Brian Stork, MD @storkbrian is an Assistant Professor in the Department of Urology at the University of Michigan. His current area of research interests are the effects of Adverse Childhood Experiences (ACES) on physician mental health and behavior. He is also a children’s book author and beekeeper. His physician and patient blogs can be found at www.drbrianstork.com
Resources to learn more:
Stress Resources’ Haiku Challenge https://www.stressresources.com/blog #haikuchallenge22
Haiku and Healing: An Empirical Study of Poetry Writing as Therapeutic and Creative Intervention. https://journals.sagepub.com/doi/abs/10.1177/0276237415569981?journalCode=arta#abstract

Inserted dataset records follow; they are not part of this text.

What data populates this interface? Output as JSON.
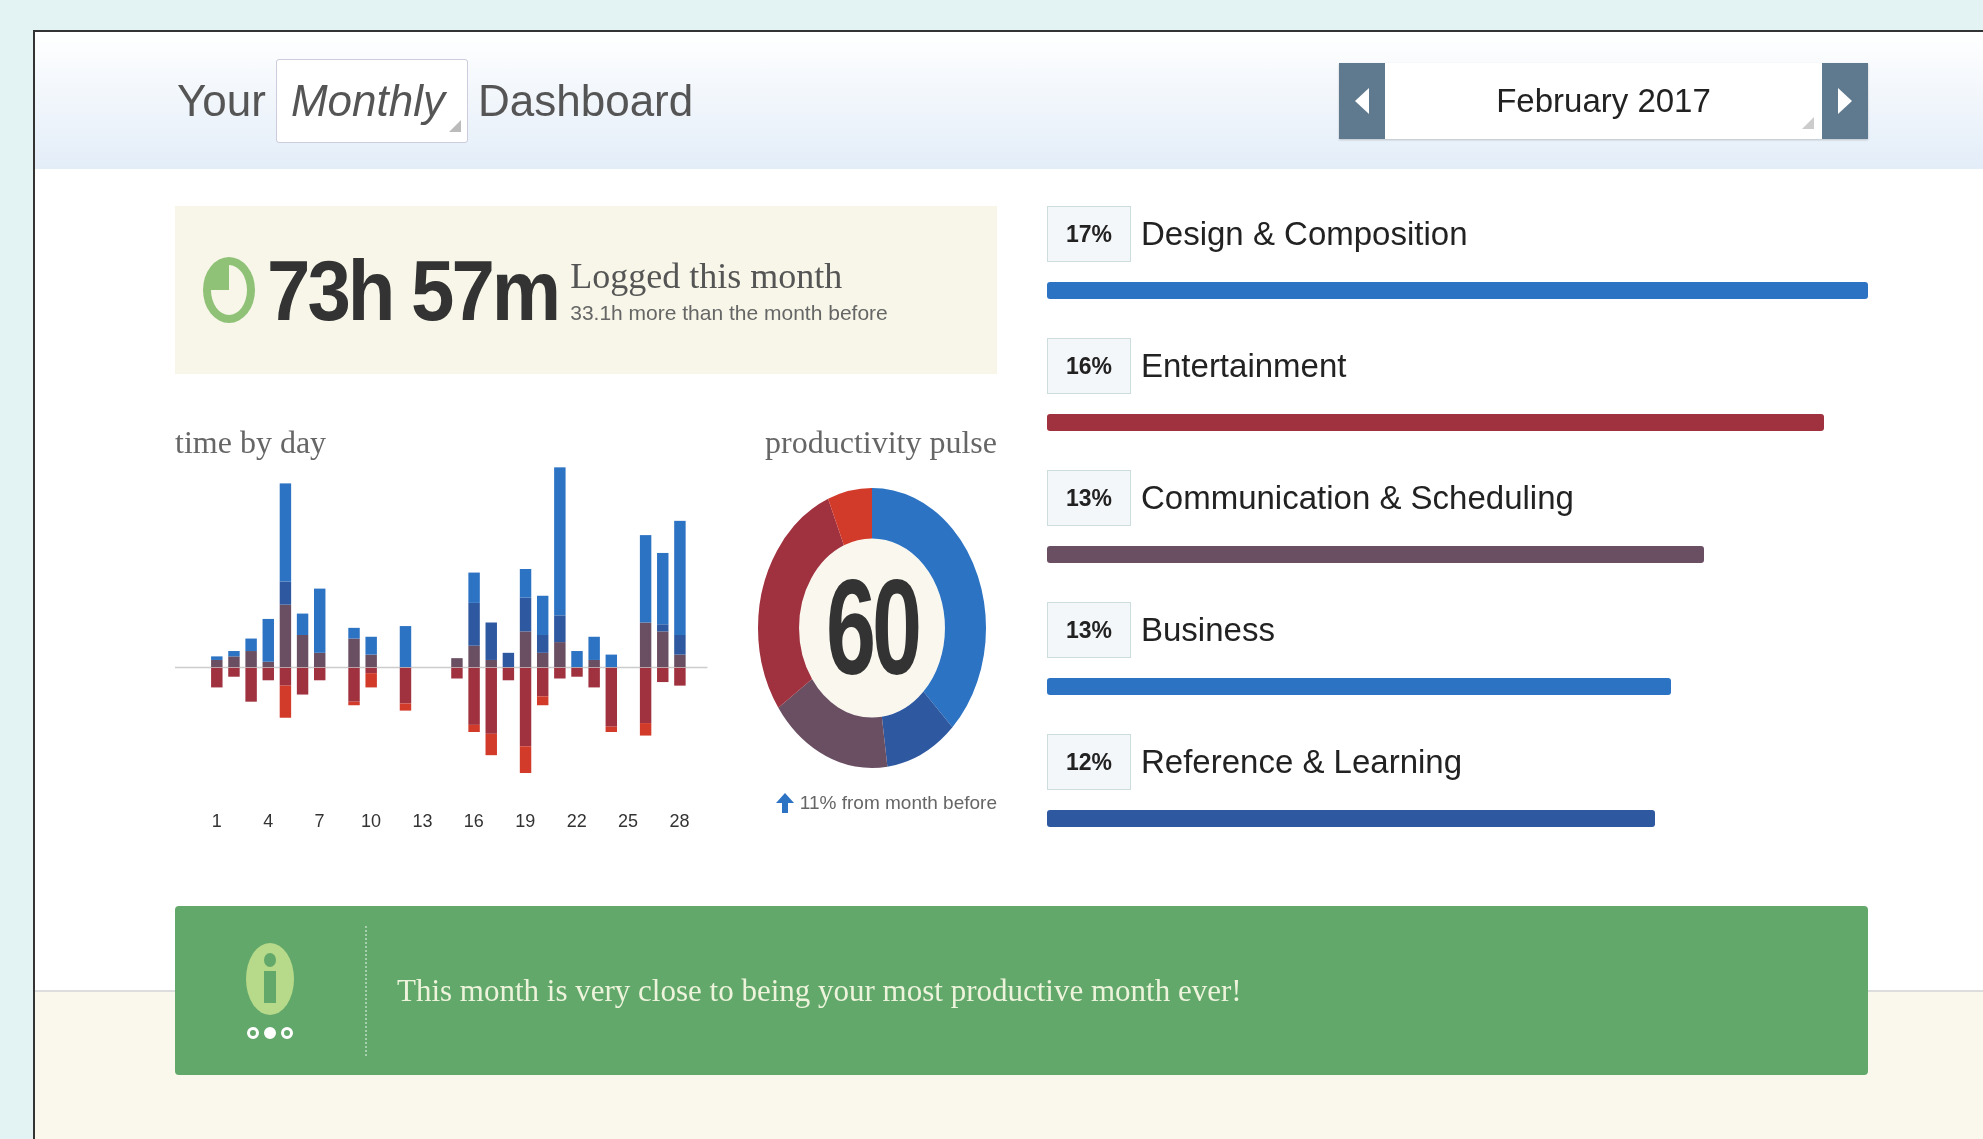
{
  "header": {
    "title_prefix": "Your",
    "period": "Monthly",
    "title_suffix": "Dashboard",
    "date": "February 2017"
  },
  "summary": {
    "total": "73h 57m",
    "caption": "Logged this month",
    "comparison": "33.1h more than the month before"
  },
  "time_by_day": {
    "title": "time by day",
    "day_labels": [
      "1",
      "4",
      "7",
      "10",
      "13",
      "16",
      "19",
      "22",
      "25",
      "28"
    ]
  },
  "productivity_pulse": {
    "title": "productivity pulse",
    "score": "60",
    "change": "11% from month before"
  },
  "categories": [
    {
      "percent": "17%",
      "name": "Design & Composition",
      "level": 1.0,
      "color": "#2c73c4"
    },
    {
      "percent": "16%",
      "name": "Entertainment",
      "level": 0.946,
      "color": "#a0313e"
    },
    {
      "percent": "13%",
      "name": "Communication & Scheduling",
      "level": 0.8,
      "color": "#6a4f63"
    },
    {
      "percent": "13%",
      "name": "Business",
      "level": 0.76,
      "color": "#2c73c4"
    },
    {
      "percent": "12%",
      "name": "Reference & Learning",
      "level": 0.74,
      "color": "#2e58a0"
    }
  ],
  "banner": {
    "message": "This month is very close to being your most productive month ever!",
    "pages": [
      {
        "selected": false
      },
      {
        "selected": true
      },
      {
        "selected": false
      }
    ]
  }
}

Inverse, Harvard doctor Rafael Campo discovers a form of survival (Boston Globe) https://www.bostonglobe.com/metro/2018/12/30/obliged-listen-how-poetry-elevates-doctor-work/kitczqlG9xsRAF9yJZuITI/story.html
Surrounded by Pain, Doctors Turn to Writing and Poetry to Cope with Loss (Stat News) https://www.statnews.com/2016/02/26/doctors-writing-poetry/
Writing Poetry: A Way of Knowing Nursing https://onlinelibrary.wiley.com/doi/abs/10.1046/j.1365-2648.1998.00848.x
Pulse: Voices from the Heart of Medicine (Haiku) http://pulsevoices.org/index.php/haiku
American Journal of Nursing: What Do Haiku Have to do with Nursing? https://ajnoffthecharts.com/what-do-haiku-have-to-do-with-nursing/
Attempting to say something without saying it (BMJ) https://mh.bmj.com/content/29/1/39
Rx Poetry (Harvard Medical School podcast with Dr Rafael Campo) https://hms.harvard.edu/news-events/multimedia/rx-poetry